• **Work task**:
How many lines in the records below contain "Users"? Reply with the number alone.

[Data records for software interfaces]
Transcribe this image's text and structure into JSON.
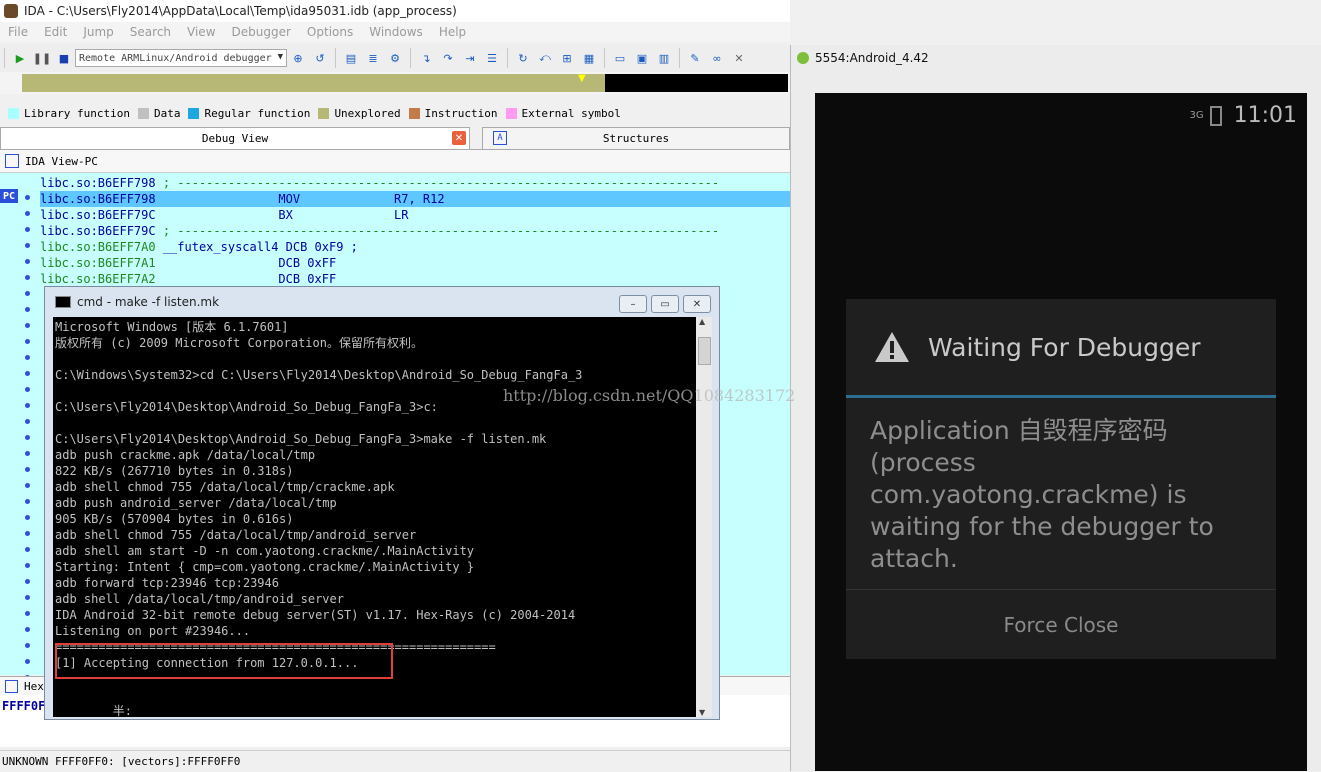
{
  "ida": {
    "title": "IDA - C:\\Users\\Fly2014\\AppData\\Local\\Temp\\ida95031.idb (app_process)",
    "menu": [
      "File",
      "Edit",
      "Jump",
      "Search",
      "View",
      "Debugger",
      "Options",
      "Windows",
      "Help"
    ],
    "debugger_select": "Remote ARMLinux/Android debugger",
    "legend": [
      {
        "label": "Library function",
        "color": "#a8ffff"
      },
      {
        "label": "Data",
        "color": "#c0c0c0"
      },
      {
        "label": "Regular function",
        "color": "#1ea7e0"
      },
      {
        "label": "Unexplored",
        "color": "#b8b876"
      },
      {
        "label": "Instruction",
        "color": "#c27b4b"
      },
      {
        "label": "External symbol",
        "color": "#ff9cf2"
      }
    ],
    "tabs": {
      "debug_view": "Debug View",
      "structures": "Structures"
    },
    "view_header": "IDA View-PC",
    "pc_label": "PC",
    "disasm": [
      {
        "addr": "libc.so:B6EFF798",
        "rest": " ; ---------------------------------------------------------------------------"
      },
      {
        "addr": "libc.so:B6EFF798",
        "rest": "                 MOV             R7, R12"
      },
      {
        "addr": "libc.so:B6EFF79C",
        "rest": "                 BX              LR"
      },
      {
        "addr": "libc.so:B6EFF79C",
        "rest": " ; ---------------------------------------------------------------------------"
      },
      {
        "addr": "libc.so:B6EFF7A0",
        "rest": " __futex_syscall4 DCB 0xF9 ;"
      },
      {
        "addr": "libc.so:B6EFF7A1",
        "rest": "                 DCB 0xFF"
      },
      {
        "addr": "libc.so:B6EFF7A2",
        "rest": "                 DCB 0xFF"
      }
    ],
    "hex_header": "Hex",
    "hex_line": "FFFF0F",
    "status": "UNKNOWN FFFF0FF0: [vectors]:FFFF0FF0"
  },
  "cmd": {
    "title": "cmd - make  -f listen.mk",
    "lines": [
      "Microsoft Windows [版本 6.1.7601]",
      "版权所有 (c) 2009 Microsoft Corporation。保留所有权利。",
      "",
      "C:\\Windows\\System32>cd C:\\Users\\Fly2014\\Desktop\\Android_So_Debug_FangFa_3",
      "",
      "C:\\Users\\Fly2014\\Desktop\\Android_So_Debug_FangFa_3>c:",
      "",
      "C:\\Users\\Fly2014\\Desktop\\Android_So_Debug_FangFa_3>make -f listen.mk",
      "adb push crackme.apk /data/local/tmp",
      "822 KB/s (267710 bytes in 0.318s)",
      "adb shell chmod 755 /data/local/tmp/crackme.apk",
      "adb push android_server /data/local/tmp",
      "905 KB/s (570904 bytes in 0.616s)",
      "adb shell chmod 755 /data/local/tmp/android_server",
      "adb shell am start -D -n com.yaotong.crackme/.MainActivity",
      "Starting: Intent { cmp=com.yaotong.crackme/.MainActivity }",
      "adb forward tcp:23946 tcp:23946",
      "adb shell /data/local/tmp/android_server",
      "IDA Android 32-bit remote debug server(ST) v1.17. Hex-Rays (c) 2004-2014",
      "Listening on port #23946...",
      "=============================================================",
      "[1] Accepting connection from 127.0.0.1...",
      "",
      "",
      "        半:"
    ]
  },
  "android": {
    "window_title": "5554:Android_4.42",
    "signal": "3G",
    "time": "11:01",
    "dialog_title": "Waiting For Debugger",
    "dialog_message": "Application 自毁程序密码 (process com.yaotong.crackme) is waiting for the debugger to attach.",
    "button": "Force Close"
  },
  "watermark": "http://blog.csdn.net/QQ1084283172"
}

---

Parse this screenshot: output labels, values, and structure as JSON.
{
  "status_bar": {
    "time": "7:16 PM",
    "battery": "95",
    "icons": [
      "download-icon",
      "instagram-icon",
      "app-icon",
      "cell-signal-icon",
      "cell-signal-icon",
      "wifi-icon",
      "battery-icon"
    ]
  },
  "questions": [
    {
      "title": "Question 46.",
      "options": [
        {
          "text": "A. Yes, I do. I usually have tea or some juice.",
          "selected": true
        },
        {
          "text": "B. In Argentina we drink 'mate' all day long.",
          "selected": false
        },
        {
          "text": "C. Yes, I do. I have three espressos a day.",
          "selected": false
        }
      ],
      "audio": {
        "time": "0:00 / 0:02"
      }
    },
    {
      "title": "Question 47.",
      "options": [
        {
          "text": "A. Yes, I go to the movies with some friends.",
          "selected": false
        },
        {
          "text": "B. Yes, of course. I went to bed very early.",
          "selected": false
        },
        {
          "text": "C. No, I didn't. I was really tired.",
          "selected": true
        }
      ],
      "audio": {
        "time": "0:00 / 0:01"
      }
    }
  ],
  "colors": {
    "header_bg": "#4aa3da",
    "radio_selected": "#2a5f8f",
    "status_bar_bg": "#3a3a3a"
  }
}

• **Problem solution**:
4